There is no denying that the Eastern Panhandle, like so much of the state, is awash in drugs, particularly opiates, so it can be helpful to see what programs are working in other locations.

Recovery Point West Virginia, founded in Huntington in 2011 as a residential program with beds for 25 men, has grown to 100 beds. Additional men’s facilities opened in Bluefield and Parkersburg, one for women in Charleston, and a Mt. Hope facility is in progress. The programs are completely free to clients with all types of substance addiction, including alcohol, methamphetamine, and opiates. All support comes from donations, grants, and fundraisers.

Recovery Point is a peer-driven model based on a successful Kentucky program with a 12-step program. Traditional treatment centers use a clinical model with licensed counselors and physicians. A peer-driven model uses peer mentors—program graduates—to facilitate classes and meetings, provide support, and demonstrate successful recovery. Residents become a therapeutic community.

This is a “no-med” recovery program. There is no pharmaceutical assistance to clients in the detox process.

Rachel Thaxton, director of development, explained, “Clients who have been through it already talk to them and help them through withdrawal. A trained detox monitor monitors vital signs. If withdrawal symptoms are life-threatening, we send the person to the hospital immediately.”

A new client gets a bed, a buddy for support, and spends five to seven days in detox. He/she gets a work assignment (kitchen, cleanup, etc.) in exchange for room and board, and must attend classes, meetings, and weekly group meetings to discuss progress. Personal responsibility is emphasized.

In the next stage, residents must get and hold a job and pay a small amount of rent.

This keeps costs down, averaging just $25 per person per day—as opposed to an average of $250 per day in traditional treatment facilities.

Alternatively, the client can become a Peer Mentor on site—facilitating classes and sharing their experiences with clients—in exchange for room and board and a small stipend.

“They are the backbone of the peer-driven model,” said Thaxton. “The residential program lasts seven to nine months, and there is three months mandatory after-care.”

The third phase is transitional living in the Phase II House. Clients get a job, pay rent, attend meetings, and sign in and out. The community decides when someone is ready to leave.

A Phase II Coordinator in each facility helps clients with employment issues, and residents take life skills classes to help them transition to life outside. The communities of Charleston and Huntington have good relations with Recovery Point, and there are employers willing to hire graduates and give them a chance to rebuild their lives.

Thaxton reports that about 65 percent of those completing the program are clean for a year, and of those, 80 percent are still clean in five years. This is roughly five times the national average for successful recovery in traditional facilities.

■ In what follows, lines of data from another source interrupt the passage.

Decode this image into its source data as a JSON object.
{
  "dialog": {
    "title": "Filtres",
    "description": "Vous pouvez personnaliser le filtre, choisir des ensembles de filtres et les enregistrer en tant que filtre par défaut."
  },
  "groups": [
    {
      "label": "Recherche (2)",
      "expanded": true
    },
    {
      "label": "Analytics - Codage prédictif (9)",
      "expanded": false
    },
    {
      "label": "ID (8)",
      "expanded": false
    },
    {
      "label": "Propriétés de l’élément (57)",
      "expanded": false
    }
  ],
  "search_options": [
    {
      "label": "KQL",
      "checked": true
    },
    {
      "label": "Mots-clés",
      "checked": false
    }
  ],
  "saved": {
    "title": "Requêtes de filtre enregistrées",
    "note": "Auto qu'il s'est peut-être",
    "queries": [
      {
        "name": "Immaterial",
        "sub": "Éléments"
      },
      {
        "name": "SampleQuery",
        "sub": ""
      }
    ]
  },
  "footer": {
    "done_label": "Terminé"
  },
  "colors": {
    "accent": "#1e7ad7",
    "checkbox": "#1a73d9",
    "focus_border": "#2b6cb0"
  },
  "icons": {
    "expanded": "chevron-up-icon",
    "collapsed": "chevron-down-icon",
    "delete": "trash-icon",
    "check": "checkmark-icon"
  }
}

Recovery Point has no current plans of expanding to serve the Eastern Panhandle, but future expansion is not entirely off the table. Since the program is free, there are always waiting lists. Thaxton encourages people needing help to call and continue to call every day to see if a bed has opened up.

Related Posts

Leave a Reply

Your email address will not be published.